Behind Chania’s magnificent and serene Venetian harbour in Crete, there is a labyrinth of narrow streets and passageways. If you know where to look, in one of these is an Aladdin’s cave to tantalise the senses and soothe the soul. Respectful visitors enter quietly and reverently, as over the threshold of a church, inhaling the incense.
Their eyes are treated to an explosion of vibrant colours dominated by red, and their hands gently stroke fabrics that were once yarn, but are now unique works of art. The rhythms of a loom beat the musk-filled air and, if the visitor listens carefully, the 400-year-old loom tells its story. It tells the history of the ancient art of weaving and of the last male weaver on Crete dedicated to keeping the tradition alive.

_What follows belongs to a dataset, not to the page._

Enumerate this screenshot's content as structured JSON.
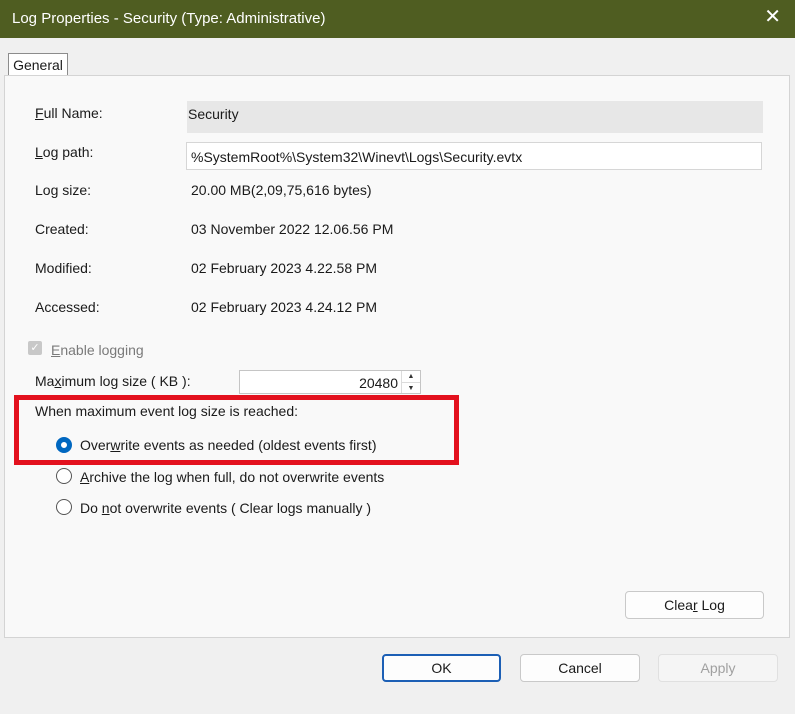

Aladdin’s magical house is Roka Carpets, nested in a venerable Venetian house on Zambeliou Street. Holding court is the handsome Mihalis Manousakis, a master not only of weaving, but of living. He works in the shop-factory on the ground floor and lives above it with his wife Anja and their two children. Roka Carpets is one of Chania’s central meeting places, where those in the know assemble to socialise, make new friends, meet old ones, drink coffee, sing a song, play an instrument and watch the magic of Mihalis as he patiently weaves and explains his philosophy of life – live simply and as close to nature as possible.
As a child, Mihalis was taught weaving by his mother and grandmother, both of whom knew thousands of patterns passed down from generation to generation. There was a time on Crete when every house had a loom. Weaving was as essential as cooking. Everyone was as self-sufficient as possible, baking their own bread, growing their own food and buying what they could not produce themselves from neighbouring farmers and shepherds and visiting fishermen.

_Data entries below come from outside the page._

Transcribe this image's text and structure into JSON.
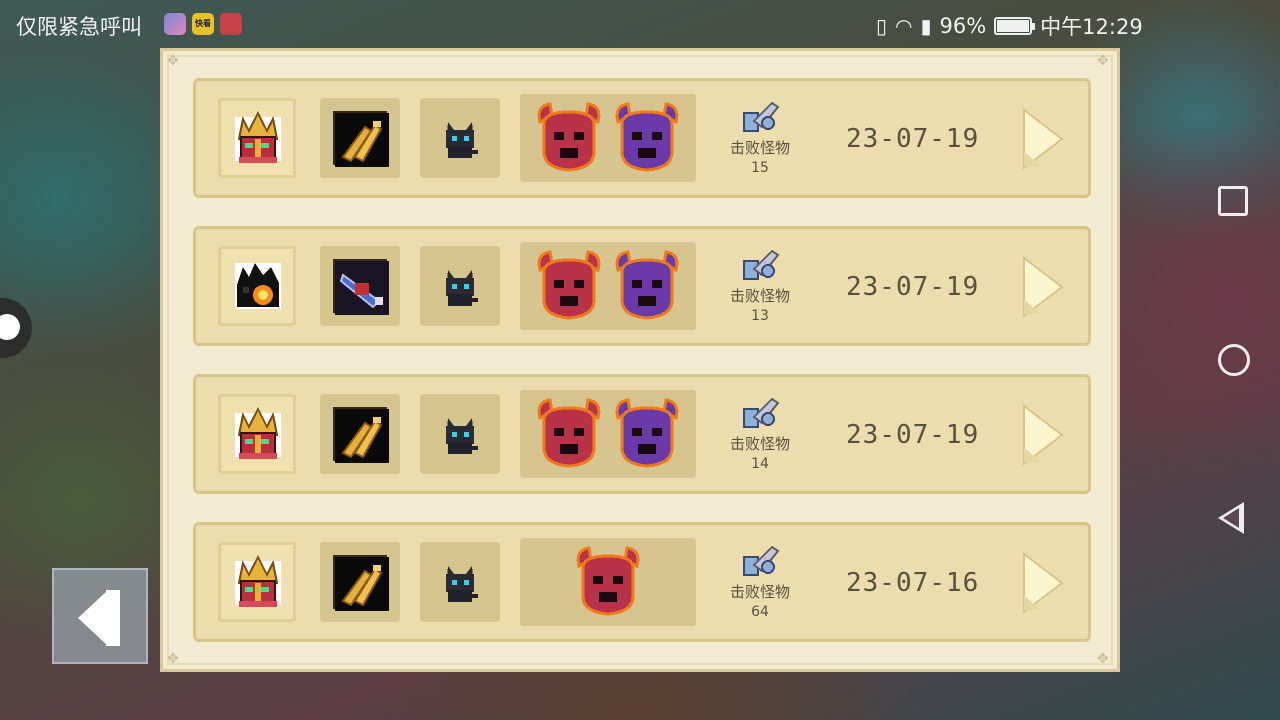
{
  "status_bar": {
    "carrier": "仅限紧急呼叫",
    "app2_label": "快看",
    "battery": "96%",
    "time": "中午12:29"
  },
  "records": [
    {
      "hero": "hero-knight-red",
      "weapon": "weapon-golden-gun",
      "pet": "pet-black-cat",
      "bosses": [
        "boss-red-devil",
        "boss-purple-devil"
      ],
      "kills_label": "击败怪物",
      "kills": "15",
      "date": "23-07-19"
    },
    {
      "hero": "hero-black-flame",
      "weapon": "weapon-blue-cannon",
      "pet": "pet-black-cat",
      "bosses": [
        "boss-red-devil",
        "boss-purple-devil"
      ],
      "kills_label": "击败怪物",
      "kills": "13",
      "date": "23-07-19"
    },
    {
      "hero": "hero-knight-red",
      "weapon": "weapon-golden-gun",
      "pet": "pet-black-cat",
      "bosses": [
        "boss-red-devil",
        "boss-purple-devil"
      ],
      "kills_label": "击败怪物",
      "kills": "14",
      "date": "23-07-19"
    },
    {
      "hero": "hero-knight-red",
      "weapon": "weapon-golden-gun",
      "pet": "pet-black-cat",
      "bosses": [
        "boss-red-devil"
      ],
      "kills_label": "击败怪物",
      "kills": "64",
      "date": "23-07-16"
    }
  ],
  "colors": {
    "panel_bg": "#f3ead2",
    "row_bg": "#ecdcae",
    "slot_bg": "#d7c58f",
    "text": "#5a5040",
    "boss_red": "#b8324a",
    "boss_purple": "#6a3aa8",
    "boss_outline": "#f07a1a"
  }
}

Mihalis is now the only man on Crete making a living at the loom, reproducing the beautiful, intricate patterns from memory. As a boy, he was a shepherd for a time, and as a youth he went to Canada to study engineering. After graduating, he worked there for a number of years and added English and French to his language knowledge.
But, on the death of his father, he returned to Chania and assumed the responsibility of head of the Manousakis family. He put aside his training in engineering and took up the family profession of weaving.

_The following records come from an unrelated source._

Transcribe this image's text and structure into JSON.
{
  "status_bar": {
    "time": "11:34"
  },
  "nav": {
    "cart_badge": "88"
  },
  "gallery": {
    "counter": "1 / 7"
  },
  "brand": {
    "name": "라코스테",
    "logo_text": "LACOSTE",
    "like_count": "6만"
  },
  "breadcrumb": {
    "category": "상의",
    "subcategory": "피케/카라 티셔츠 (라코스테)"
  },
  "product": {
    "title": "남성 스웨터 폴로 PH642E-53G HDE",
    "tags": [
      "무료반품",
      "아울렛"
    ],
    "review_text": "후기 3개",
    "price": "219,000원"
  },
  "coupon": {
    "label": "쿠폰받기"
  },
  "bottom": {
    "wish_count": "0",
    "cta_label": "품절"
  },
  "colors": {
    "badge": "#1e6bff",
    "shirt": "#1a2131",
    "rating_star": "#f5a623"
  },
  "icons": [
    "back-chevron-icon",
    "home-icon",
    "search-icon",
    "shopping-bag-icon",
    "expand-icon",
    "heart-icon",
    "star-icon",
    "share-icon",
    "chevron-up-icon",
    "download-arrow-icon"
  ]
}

People from all over the world order his hand woven textiles coloured with natural dyes; but the business remains small so that you may have to wait six years for your order to be completed. Mihalis was honoured by the Greek Government when he was asked to make sakouli (a form of Greek backpack) as gifts for the VIPs at the 2002 Olympics. On short notice, he produced 103!
When not weaving 16 hours a day, Mihalis does volunteer work for autistic children in Chania and in the UK. He has also spent time in the Sinai Desert teaching the Bedouin weaving at the request of UNESCO.
Roka Carpets is a treasure trove, a salon for international visitors, a haven, a shrine to the art of weaving and a museum. This is where pilgrims go to hear a quiet, relaxed, competent and strong man talk about a profession that has largely been superseded by mechanisation and a simple way of life that is also threatened by technological progress.
This is a sanctuary where one goes to escape the frenzy of modern life and spend precious time with the keeper of the ancient loom as he weaves his magic with colourful textiles and wise words.
- Chania, a detailed guide to the city of Chania